### Instructions to follow
Return, from the data that follows, each line that holds the word "JSON".

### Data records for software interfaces

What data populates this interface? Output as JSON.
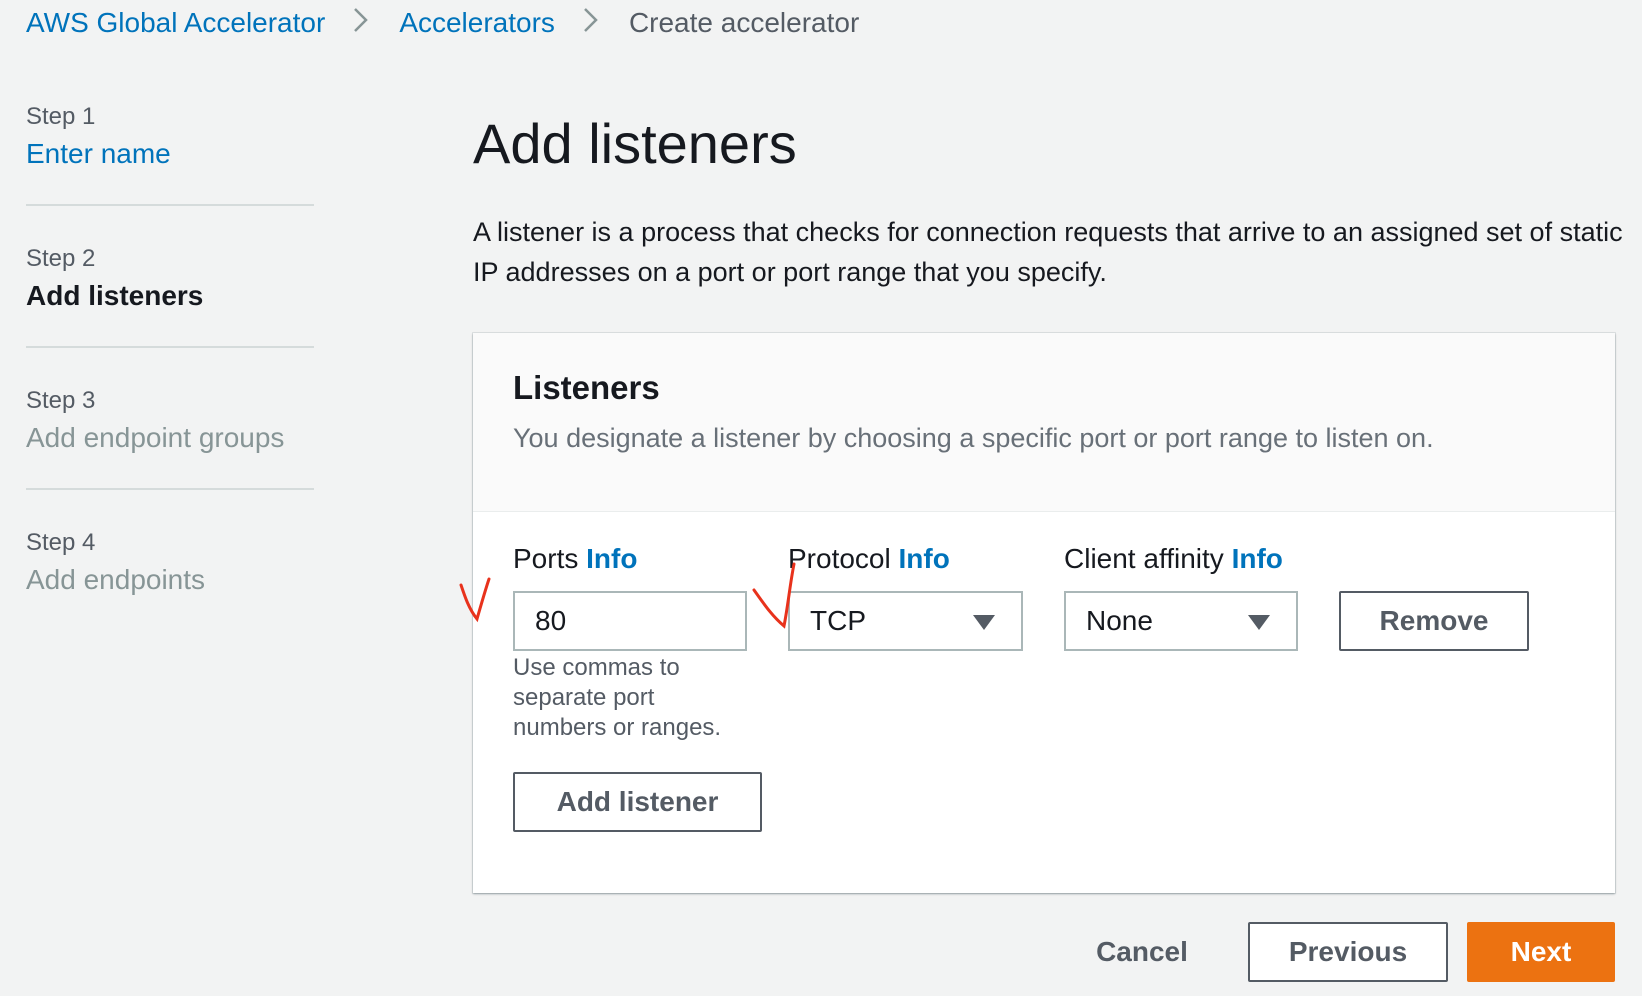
{
  "breadcrumb": {
    "items": [
      "AWS Global Accelerator",
      "Accelerators",
      "Create accelerator"
    ],
    "separator": ">"
  },
  "steps": [
    {
      "number": "Step 1",
      "title": "Enter name"
    },
    {
      "number": "Step 2",
      "title": "Add listeners"
    },
    {
      "number": "Step 3",
      "title": "Add endpoint groups"
    },
    {
      "number": "Step 4",
      "title": "Add endpoints"
    }
  ],
  "page": {
    "title": "Add listeners",
    "description": "A listener is a process that checks for connection requests that arrive to an assigned set of static IP addresses on a port or port range that you specify."
  },
  "listeners": {
    "title": "Listeners",
    "description": "You designate a listener by choosing a specific port or port range to listen on.",
    "ports": {
      "label": "Ports",
      "info": "Info",
      "value": "80",
      "hint": "Use commas to separate port numbers or ranges."
    },
    "protocol": {
      "label": "Protocol",
      "info": "Info",
      "value": "TCP"
    },
    "client_affinity": {
      "label": "Client affinity",
      "info": "Info",
      "value": "None"
    },
    "remove_label": "Remove",
    "add_listener_label": "Add listener"
  },
  "footer": {
    "cancel_label": "Cancel",
    "previous_label": "Previous",
    "next_label": "Next"
  },
  "colors": {
    "link": "#0073bb",
    "primary": "#ec7211",
    "background": "#f2f3f3",
    "annotation": "#e8321c"
  },
  "icons": {
    "breadcrumb_separator": "chevron-right-icon",
    "select_caret": "caret-down-icon",
    "annotation": "checkmark-annotation"
  }
}
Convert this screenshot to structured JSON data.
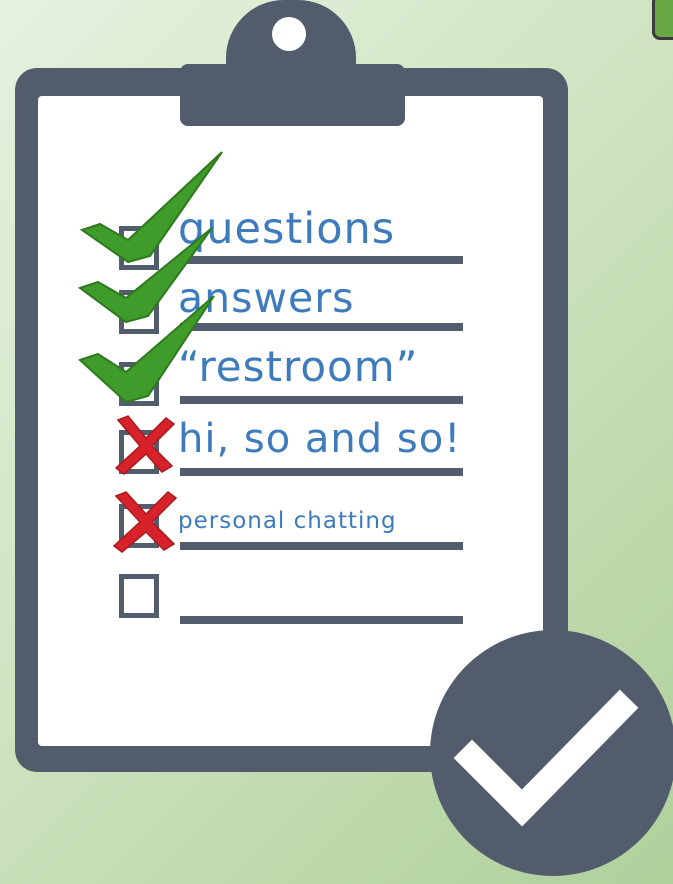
{
  "checklist": {
    "items": [
      {
        "label": "questions",
        "status": "checked",
        "mark_icon": "green-checkmark-icon"
      },
      {
        "label": "answers",
        "status": "checked",
        "mark_icon": "green-checkmark-icon"
      },
      {
        "label": "“restroom”",
        "status": "checked",
        "mark_icon": "green-checkmark-icon"
      },
      {
        "label": "hi, so and so!",
        "status": "crossed",
        "mark_icon": "red-x-icon"
      },
      {
        "label": "personal chatting",
        "status": "crossed",
        "mark_icon": "red-x-icon"
      },
      {
        "label": "",
        "status": "empty",
        "mark_icon": ""
      }
    ]
  },
  "badge": {
    "icon": "checkmark-icon"
  },
  "colors": {
    "board": "#525c6c",
    "paper": "#ffffff",
    "text": "#3d7bbd",
    "check": "#3f9b2a",
    "cross": "#d8222b",
    "background": "#cfe4c1"
  }
}
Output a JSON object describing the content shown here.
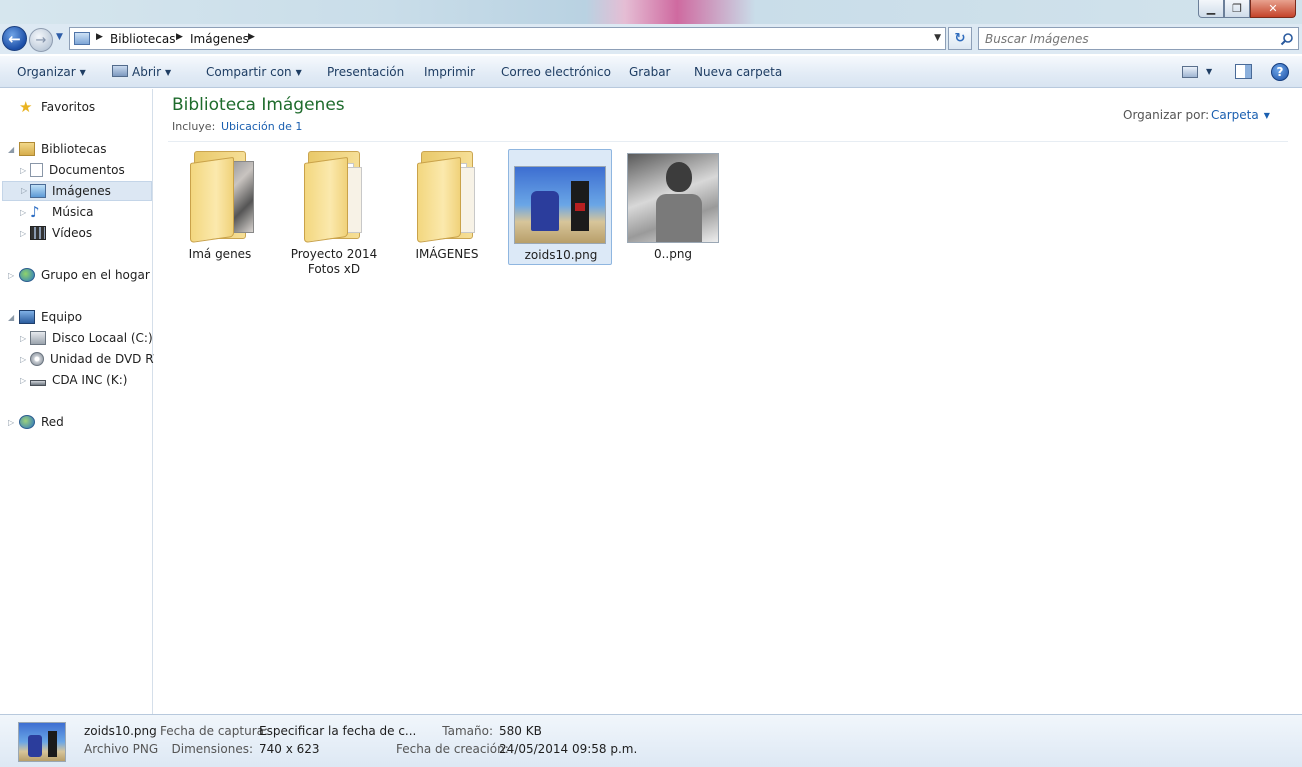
{
  "window": {
    "minimize_icon": "minimize-icon",
    "maximize_icon": "restore-icon",
    "close_icon": "close-icon"
  },
  "address": {
    "crumbs": [
      "Bibliotecas",
      "Imágenes"
    ],
    "search_placeholder": "Buscar Imágenes"
  },
  "toolbar": {
    "organize": "Organizar",
    "open": "Abrir",
    "share": "Compartir con",
    "slideshow": "Presentación",
    "print": "Imprimir",
    "email": "Correo electrónico",
    "burn": "Grabar",
    "new_folder": "Nueva carpeta"
  },
  "sidebar": {
    "favorites": "Favoritos",
    "libraries": "Bibliotecas",
    "library_items": [
      "Documentos",
      "Imágenes",
      "Música",
      "Vídeos"
    ],
    "homegroup": "Grupo en el hogar",
    "computer": "Equipo",
    "computer_items": [
      "Disco Locaal (C:)",
      "Unidad de DVD RW",
      "CDA INC (K:)"
    ],
    "network": "Red"
  },
  "library": {
    "title": "Biblioteca Imágenes",
    "includes_label": "Incluye:",
    "includes_link": "Ubicación de 1",
    "arrange_label": "Organizar por:",
    "arrange_value": "Carpeta"
  },
  "items": [
    {
      "name": "Imá genes",
      "kind": "folder"
    },
    {
      "name": "Proyecto 2014\nFotos xD",
      "kind": "folder"
    },
    {
      "name": "IMÁGENES",
      "kind": "folder"
    },
    {
      "name": "zoids10.png",
      "kind": "image",
      "selected": true
    },
    {
      "name": "0..png",
      "kind": "image"
    }
  ],
  "details": {
    "name": "zoids10.png",
    "type": "Archivo PNG",
    "capture_label": "Fecha de captura:",
    "capture_value": "Especificar la fecha de c...",
    "size_label": "Tamaño:",
    "size_value": "580 KB",
    "dimensions_label": "Dimensiones:",
    "dimensions_value": "740 x 623",
    "created_label": "Fecha de creación:",
    "created_value": "24/05/2014 09:58 p.m."
  }
}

### Result below
What data populates this interface? Output as JSON.
Convert this screenshot to structured JSON data.
Output a JSON object describing the content shown here.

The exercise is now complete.